Stored items:
*** Begin section ***
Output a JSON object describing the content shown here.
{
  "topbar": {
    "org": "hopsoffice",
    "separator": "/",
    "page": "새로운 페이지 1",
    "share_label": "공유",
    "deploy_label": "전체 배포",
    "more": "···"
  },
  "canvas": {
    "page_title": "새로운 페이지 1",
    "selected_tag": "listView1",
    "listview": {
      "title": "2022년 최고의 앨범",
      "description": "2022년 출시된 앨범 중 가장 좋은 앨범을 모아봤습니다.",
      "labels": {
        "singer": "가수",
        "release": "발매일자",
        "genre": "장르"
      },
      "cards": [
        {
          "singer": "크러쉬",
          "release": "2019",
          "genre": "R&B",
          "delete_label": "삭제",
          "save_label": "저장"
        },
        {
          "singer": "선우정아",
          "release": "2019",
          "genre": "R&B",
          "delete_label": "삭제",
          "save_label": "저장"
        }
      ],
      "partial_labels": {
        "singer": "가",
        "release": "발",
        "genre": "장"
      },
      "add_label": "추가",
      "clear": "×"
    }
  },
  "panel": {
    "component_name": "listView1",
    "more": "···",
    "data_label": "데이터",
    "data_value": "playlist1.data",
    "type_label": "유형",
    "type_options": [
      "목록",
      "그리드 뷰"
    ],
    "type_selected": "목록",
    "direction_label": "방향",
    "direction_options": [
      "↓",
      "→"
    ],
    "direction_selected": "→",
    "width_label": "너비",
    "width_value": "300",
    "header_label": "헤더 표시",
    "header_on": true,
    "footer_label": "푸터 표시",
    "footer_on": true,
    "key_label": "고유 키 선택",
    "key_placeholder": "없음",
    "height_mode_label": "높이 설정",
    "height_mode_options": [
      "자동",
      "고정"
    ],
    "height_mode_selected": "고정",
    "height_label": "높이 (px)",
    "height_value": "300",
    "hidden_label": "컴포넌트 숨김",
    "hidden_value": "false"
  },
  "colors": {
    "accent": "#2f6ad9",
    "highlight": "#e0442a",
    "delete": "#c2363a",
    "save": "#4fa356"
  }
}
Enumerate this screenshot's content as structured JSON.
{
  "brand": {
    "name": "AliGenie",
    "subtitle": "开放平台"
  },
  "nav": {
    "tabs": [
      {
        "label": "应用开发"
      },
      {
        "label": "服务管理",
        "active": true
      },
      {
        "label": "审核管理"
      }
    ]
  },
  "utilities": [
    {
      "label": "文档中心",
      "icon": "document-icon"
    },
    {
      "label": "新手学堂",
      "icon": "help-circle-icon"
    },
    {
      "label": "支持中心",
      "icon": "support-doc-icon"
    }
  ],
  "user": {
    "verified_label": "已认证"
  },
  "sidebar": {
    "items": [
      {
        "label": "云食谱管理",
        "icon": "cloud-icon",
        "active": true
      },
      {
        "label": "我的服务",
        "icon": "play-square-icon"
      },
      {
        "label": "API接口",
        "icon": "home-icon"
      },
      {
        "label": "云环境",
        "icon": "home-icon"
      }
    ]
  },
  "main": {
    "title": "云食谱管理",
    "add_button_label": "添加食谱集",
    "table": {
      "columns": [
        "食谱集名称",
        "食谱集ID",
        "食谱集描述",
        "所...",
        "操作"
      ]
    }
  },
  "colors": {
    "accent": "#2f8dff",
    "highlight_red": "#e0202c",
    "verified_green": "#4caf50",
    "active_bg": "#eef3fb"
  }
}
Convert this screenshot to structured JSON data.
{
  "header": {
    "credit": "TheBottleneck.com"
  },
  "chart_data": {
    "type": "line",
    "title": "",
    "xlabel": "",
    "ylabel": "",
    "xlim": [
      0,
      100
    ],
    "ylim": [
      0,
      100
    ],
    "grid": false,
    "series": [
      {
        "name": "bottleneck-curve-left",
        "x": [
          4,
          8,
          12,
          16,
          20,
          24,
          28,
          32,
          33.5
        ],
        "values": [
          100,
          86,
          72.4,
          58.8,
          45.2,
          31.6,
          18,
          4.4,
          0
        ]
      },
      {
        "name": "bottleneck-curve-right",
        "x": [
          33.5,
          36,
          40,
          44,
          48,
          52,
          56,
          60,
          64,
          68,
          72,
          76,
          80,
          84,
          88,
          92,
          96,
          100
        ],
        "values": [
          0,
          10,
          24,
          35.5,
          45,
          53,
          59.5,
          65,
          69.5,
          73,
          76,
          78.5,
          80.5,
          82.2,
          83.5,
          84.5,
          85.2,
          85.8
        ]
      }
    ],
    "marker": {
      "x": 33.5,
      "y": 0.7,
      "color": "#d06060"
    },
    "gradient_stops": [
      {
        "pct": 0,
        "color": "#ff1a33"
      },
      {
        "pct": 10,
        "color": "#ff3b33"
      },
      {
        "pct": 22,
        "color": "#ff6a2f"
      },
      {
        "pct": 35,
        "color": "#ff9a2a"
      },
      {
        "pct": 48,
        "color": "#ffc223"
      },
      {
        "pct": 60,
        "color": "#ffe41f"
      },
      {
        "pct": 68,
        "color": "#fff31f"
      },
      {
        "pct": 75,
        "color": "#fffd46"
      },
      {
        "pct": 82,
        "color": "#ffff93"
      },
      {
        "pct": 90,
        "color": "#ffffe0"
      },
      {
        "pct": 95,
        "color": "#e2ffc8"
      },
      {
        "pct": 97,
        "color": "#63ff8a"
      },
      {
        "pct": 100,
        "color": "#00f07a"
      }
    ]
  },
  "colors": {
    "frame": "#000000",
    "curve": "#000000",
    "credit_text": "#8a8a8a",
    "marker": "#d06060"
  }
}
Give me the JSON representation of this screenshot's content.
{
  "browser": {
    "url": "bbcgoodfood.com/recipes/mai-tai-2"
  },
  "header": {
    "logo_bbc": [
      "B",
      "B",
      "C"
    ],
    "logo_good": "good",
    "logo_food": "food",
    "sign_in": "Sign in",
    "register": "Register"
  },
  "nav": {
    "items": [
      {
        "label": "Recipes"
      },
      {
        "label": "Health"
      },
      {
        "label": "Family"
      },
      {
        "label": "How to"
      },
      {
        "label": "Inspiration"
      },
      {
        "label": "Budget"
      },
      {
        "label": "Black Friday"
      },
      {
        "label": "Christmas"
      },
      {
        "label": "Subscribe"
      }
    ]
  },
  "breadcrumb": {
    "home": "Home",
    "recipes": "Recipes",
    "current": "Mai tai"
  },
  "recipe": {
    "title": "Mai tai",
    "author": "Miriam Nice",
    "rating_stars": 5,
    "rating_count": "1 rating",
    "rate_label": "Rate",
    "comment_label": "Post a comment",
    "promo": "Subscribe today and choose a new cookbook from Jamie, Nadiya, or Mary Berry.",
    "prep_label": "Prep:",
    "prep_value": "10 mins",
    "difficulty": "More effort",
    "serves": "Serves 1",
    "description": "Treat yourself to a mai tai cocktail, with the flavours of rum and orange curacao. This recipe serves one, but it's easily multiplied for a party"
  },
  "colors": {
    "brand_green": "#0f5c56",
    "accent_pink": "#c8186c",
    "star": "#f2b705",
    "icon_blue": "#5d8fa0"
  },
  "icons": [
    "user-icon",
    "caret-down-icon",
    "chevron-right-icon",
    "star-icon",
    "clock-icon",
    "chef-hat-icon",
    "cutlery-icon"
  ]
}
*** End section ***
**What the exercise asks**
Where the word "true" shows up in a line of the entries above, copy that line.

**Response to this task**
    "header_on": true,
    "footer_on": true,
        "active": true
        "active": true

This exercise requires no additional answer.